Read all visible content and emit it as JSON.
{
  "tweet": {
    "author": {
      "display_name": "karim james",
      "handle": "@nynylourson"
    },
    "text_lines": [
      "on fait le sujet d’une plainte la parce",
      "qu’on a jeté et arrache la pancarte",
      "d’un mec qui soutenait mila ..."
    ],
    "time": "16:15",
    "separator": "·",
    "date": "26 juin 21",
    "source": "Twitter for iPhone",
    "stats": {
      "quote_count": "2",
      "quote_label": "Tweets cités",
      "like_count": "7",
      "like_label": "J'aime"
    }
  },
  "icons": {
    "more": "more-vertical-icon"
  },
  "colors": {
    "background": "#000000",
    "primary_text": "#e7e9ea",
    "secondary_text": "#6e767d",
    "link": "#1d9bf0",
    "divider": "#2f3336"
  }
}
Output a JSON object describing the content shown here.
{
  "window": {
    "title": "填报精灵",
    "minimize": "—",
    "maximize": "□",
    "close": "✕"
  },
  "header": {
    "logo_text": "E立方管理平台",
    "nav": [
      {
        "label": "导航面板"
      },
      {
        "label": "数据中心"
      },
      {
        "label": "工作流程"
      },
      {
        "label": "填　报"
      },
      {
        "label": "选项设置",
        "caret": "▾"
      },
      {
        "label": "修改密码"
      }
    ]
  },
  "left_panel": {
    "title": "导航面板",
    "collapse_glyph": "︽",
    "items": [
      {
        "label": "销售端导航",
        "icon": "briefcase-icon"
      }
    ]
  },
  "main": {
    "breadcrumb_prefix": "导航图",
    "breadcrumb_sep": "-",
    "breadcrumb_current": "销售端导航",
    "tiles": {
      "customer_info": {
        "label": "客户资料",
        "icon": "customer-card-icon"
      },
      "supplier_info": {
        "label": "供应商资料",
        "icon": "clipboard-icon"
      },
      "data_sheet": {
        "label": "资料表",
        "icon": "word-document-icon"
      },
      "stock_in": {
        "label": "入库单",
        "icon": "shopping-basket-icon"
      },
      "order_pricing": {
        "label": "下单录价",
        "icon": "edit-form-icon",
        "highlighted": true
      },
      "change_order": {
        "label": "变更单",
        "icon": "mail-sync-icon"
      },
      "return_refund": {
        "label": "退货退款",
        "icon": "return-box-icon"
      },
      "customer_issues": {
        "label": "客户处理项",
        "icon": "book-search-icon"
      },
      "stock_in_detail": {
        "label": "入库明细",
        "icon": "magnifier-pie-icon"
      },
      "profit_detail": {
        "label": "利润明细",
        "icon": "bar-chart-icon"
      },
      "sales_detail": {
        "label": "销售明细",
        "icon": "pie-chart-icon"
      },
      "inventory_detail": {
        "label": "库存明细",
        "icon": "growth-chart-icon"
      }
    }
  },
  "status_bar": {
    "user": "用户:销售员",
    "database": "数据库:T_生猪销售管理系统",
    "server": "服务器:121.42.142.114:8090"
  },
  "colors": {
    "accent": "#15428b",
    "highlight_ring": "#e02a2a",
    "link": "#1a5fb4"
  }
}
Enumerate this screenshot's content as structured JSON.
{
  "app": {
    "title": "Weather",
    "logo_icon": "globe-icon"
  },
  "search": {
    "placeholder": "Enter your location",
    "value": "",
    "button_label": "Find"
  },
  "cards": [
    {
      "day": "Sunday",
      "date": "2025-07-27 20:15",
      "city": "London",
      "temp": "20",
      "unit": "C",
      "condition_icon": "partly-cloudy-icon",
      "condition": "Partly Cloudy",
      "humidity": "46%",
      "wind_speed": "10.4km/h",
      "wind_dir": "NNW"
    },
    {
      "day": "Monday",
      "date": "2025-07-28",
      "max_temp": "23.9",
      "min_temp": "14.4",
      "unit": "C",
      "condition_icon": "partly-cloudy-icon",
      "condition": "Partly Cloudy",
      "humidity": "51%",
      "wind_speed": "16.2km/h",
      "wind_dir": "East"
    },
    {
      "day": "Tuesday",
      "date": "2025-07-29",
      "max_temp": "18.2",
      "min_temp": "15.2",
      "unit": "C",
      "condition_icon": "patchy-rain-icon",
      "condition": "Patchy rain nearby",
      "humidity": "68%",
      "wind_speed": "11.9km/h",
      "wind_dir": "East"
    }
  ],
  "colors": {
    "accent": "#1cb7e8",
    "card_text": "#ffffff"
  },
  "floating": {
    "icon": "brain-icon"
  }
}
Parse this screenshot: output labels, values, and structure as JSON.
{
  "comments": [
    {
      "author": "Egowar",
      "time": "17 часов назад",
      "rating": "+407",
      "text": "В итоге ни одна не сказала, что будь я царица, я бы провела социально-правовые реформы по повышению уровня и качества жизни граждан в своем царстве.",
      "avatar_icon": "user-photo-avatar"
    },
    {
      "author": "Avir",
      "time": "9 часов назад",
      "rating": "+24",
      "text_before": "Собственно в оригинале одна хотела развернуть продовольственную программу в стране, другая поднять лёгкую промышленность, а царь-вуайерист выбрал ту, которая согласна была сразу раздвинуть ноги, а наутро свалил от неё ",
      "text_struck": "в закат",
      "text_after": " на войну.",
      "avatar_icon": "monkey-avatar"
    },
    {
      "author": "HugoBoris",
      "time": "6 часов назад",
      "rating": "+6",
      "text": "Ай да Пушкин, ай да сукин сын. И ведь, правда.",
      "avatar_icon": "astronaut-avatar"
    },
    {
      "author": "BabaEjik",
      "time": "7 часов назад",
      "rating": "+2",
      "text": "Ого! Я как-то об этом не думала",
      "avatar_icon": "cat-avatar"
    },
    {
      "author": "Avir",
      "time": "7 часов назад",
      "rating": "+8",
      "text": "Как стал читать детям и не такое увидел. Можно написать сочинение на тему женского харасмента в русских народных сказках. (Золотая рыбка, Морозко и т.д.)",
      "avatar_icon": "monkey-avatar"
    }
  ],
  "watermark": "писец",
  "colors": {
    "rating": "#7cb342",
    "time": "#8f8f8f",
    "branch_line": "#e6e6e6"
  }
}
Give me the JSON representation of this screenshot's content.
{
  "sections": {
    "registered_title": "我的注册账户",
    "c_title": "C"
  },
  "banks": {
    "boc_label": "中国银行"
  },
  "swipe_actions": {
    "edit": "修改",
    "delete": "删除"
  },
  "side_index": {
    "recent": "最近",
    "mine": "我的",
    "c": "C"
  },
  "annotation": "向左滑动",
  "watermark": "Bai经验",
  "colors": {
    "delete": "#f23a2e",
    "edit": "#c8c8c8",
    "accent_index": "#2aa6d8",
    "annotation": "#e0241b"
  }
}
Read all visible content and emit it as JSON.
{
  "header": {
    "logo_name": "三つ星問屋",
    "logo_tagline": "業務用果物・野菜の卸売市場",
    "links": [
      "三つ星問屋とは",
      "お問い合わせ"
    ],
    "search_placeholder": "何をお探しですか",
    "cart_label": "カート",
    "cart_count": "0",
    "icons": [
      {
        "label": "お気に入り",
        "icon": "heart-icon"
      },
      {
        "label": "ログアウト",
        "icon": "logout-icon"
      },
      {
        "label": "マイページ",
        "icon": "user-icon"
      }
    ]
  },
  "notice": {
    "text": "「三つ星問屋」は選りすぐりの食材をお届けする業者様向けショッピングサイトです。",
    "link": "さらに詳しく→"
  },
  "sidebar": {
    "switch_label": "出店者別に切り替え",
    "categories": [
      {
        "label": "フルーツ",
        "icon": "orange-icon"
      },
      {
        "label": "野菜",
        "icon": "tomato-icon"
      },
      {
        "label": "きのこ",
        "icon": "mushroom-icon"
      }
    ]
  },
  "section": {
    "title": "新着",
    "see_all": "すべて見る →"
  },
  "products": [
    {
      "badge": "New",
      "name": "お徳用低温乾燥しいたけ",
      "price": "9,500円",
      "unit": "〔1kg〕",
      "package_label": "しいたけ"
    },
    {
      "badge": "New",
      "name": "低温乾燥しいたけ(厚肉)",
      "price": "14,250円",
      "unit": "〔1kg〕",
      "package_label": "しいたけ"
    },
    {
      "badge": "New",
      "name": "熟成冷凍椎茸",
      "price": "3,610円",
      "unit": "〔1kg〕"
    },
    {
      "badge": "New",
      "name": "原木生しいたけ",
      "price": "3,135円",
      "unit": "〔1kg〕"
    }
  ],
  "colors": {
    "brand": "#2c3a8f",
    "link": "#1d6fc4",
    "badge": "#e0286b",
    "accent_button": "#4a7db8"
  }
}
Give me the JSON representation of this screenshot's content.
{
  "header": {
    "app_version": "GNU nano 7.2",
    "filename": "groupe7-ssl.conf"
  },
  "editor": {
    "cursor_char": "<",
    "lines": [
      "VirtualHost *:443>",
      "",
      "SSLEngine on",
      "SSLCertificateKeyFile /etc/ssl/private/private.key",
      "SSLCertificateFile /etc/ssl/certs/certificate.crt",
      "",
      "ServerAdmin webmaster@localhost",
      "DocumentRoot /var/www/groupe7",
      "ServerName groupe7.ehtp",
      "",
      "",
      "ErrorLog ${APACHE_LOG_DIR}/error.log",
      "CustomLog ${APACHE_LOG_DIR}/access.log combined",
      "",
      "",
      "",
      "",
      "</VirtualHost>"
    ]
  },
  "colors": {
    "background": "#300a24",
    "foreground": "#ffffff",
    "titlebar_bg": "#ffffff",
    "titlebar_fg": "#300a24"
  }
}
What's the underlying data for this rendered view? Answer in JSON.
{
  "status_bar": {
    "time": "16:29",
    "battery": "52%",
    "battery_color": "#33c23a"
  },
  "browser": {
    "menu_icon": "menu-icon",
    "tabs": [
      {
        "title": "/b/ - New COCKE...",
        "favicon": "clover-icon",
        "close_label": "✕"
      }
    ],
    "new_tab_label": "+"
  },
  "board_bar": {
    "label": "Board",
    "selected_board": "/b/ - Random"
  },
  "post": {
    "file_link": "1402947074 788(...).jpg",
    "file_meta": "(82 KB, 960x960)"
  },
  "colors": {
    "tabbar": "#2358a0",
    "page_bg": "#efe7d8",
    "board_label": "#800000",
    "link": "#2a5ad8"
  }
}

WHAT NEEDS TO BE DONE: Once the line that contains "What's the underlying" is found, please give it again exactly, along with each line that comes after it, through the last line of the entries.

SOLUTION TO THIS EXERCISE:
What's the underlying data for this rendered view? Answer in JSON.
{
  "status_bar": {
    "time": "16:29",
    "battery": "52%",
    "battery_color": "#33c23a"
  },
  "browser": {
    "menu_icon": "menu-icon",
    "tabs": [
      {
        "title": "/b/ - New COCKE...",
        "favicon": "clover-icon",
        "close_label": "✕"
      }
    ],
    "new_tab_label": "+"
  },
  "board_bar": {
    "label": "Board",
    "selected_board": "/b/ - Random"
  },
  "post": {
    "file_link": "1402947074 788(...).jpg",
    "file_meta": "(82 KB, 960x960)"
  },
  "colors": {
    "tabbar": "#2358a0",
    "page_bg": "#efe7d8",
    "board_label": "#800000",
    "link": "#2a5ad8"
  }
}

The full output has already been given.